Friday, June 15, 2018
Earlier this week we received sad news of the death of the writer, Stephen Reid. (If interested, there's an interview with him on As It Happens -- the whole program is here; go towards the end of it for the interview.)
It's made me sad that too much of the coverage has seemed to focus on his crimes -- not, as far as I'm concerned, what he should be remembered for.
Maybe I'm just soft-hearted from having spent time as a volunteer in various penal institutions. But really, those experiences have only reminded me that everyone makes mistakes (admittedly, some are much bigger than others) and for many of us -- myself included -- being incarcerated may well be a matter of the old "there but for the grace of God" theory.
Stephen was a husband, a grandfather, a mentor to many (both in and out of prisons) and a wonderful writer. I was lucky enough to review his book of essays, A Crowbar in the Buddhist Garden in the Vancouver Sun.
Even luckier is the fact that I own one of the beautiful drums Stephen made. Every time I see it, it now holds a new significance, a touchstone to a beautiful soul.
As his wife Susan has noted, a group of orcas passed by the nearby beach shortly before Stephen died. Among beliefs about them is that they guide the traveller home. Expanding on the thought of what 'home' means, their visit is also believed to signify a coming death. This indeed proved to be true.

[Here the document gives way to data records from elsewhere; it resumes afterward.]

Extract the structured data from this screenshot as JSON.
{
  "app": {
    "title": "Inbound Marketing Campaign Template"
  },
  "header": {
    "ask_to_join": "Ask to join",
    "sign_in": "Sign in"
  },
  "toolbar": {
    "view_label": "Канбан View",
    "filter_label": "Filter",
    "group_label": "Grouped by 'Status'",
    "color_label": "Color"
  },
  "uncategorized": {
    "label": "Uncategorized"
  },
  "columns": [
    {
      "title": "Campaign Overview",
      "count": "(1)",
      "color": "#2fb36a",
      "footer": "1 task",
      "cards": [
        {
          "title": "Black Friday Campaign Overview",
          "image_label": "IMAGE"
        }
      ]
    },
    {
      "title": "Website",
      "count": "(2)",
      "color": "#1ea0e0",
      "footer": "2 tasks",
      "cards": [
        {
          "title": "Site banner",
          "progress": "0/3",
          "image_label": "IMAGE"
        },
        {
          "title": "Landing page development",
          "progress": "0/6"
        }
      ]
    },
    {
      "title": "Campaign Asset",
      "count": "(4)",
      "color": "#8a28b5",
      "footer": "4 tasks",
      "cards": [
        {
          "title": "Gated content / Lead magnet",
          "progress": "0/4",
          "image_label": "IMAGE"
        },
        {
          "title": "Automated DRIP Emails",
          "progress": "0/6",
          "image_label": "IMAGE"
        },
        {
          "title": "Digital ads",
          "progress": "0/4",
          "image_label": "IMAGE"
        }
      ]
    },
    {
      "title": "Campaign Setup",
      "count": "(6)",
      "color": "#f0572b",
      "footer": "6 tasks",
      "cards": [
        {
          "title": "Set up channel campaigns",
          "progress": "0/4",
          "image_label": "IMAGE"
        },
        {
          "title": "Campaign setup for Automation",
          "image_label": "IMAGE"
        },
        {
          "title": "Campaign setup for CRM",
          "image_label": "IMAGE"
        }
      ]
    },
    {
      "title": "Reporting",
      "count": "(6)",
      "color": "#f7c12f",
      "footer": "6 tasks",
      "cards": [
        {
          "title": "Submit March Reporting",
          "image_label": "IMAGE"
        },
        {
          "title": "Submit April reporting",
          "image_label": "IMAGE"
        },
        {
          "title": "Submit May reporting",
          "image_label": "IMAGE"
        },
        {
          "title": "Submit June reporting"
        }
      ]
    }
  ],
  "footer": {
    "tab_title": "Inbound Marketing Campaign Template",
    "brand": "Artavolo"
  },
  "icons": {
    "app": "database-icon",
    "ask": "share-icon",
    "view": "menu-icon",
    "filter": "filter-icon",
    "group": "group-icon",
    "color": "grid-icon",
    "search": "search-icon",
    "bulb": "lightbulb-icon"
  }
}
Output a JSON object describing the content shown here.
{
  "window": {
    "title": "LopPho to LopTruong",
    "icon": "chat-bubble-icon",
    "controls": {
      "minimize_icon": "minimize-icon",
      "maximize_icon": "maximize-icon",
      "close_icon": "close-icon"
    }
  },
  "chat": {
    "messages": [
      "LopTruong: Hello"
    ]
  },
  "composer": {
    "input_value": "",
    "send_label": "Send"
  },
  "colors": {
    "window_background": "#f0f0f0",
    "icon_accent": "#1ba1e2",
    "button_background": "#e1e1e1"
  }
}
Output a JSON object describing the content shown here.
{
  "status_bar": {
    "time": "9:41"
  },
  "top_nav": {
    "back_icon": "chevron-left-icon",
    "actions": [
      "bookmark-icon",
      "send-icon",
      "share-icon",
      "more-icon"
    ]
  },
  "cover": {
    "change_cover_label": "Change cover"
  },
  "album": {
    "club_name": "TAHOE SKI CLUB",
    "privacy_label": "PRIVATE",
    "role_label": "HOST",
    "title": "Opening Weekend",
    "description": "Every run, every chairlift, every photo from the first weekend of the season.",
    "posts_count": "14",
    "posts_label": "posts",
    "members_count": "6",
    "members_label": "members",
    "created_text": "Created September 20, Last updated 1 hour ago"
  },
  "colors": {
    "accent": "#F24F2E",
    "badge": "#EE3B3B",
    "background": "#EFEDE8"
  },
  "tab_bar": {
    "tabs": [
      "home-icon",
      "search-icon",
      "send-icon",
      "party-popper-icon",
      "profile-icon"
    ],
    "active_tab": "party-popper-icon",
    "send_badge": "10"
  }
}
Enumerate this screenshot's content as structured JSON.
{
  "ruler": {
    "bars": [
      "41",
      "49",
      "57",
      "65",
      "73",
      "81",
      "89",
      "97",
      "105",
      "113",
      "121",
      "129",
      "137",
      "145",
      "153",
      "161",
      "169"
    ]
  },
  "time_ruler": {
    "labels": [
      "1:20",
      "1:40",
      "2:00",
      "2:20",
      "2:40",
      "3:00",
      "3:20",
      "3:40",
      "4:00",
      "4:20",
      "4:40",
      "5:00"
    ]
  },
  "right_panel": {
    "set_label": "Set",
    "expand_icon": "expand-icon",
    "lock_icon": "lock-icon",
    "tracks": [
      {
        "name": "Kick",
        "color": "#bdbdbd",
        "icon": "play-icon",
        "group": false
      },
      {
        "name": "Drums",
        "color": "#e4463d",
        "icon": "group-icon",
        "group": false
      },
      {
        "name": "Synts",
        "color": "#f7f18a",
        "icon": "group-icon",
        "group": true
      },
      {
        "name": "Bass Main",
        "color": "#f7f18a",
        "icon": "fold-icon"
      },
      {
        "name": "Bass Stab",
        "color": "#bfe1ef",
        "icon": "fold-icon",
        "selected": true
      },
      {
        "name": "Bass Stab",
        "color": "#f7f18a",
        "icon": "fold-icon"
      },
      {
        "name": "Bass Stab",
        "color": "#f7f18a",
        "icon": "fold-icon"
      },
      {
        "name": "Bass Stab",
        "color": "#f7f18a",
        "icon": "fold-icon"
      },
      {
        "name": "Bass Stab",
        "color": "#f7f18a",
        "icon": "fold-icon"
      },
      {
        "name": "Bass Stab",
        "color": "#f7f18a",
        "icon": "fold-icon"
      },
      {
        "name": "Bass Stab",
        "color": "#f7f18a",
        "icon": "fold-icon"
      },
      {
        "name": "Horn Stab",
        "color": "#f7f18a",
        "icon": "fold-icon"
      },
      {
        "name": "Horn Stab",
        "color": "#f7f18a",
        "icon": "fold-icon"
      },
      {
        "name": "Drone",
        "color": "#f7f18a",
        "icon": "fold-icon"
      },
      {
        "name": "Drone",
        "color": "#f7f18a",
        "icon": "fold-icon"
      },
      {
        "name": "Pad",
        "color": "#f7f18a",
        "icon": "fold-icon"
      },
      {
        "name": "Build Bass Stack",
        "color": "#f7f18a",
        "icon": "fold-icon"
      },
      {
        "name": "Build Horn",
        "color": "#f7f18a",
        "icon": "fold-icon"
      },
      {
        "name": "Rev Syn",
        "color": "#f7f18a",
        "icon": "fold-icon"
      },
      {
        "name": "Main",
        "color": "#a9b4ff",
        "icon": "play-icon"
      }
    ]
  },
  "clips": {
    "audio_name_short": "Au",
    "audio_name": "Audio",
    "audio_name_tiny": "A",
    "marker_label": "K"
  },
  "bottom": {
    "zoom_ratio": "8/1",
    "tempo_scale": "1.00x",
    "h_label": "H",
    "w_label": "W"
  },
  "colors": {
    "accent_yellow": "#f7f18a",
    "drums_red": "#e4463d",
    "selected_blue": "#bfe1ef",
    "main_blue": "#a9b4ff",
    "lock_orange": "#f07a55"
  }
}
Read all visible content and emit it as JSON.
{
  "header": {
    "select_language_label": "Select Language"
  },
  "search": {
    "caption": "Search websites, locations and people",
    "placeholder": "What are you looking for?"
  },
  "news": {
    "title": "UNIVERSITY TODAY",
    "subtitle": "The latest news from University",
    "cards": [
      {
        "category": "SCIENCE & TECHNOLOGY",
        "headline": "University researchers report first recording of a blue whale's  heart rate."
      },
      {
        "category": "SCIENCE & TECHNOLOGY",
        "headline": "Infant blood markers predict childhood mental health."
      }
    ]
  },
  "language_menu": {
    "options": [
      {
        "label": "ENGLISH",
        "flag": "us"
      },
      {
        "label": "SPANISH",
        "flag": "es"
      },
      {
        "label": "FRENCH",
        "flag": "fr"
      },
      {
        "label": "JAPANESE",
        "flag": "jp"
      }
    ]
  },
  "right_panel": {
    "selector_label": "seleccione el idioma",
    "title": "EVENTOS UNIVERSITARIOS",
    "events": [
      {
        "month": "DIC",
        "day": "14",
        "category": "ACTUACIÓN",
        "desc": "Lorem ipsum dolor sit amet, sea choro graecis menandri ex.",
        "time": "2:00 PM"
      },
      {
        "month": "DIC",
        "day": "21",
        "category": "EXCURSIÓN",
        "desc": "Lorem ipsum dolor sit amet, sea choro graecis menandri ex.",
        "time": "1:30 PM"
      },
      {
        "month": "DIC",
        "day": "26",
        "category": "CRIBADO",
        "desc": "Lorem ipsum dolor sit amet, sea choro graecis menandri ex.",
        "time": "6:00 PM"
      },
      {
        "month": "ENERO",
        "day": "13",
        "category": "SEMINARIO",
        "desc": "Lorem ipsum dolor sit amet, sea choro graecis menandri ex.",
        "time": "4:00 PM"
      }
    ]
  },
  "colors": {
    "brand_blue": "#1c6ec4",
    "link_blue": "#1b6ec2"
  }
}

I like to think of them as seven orcas coming to escort the soul of a brave warrior spirit home. Someone who, like the rest of us, was in his own way, flawed.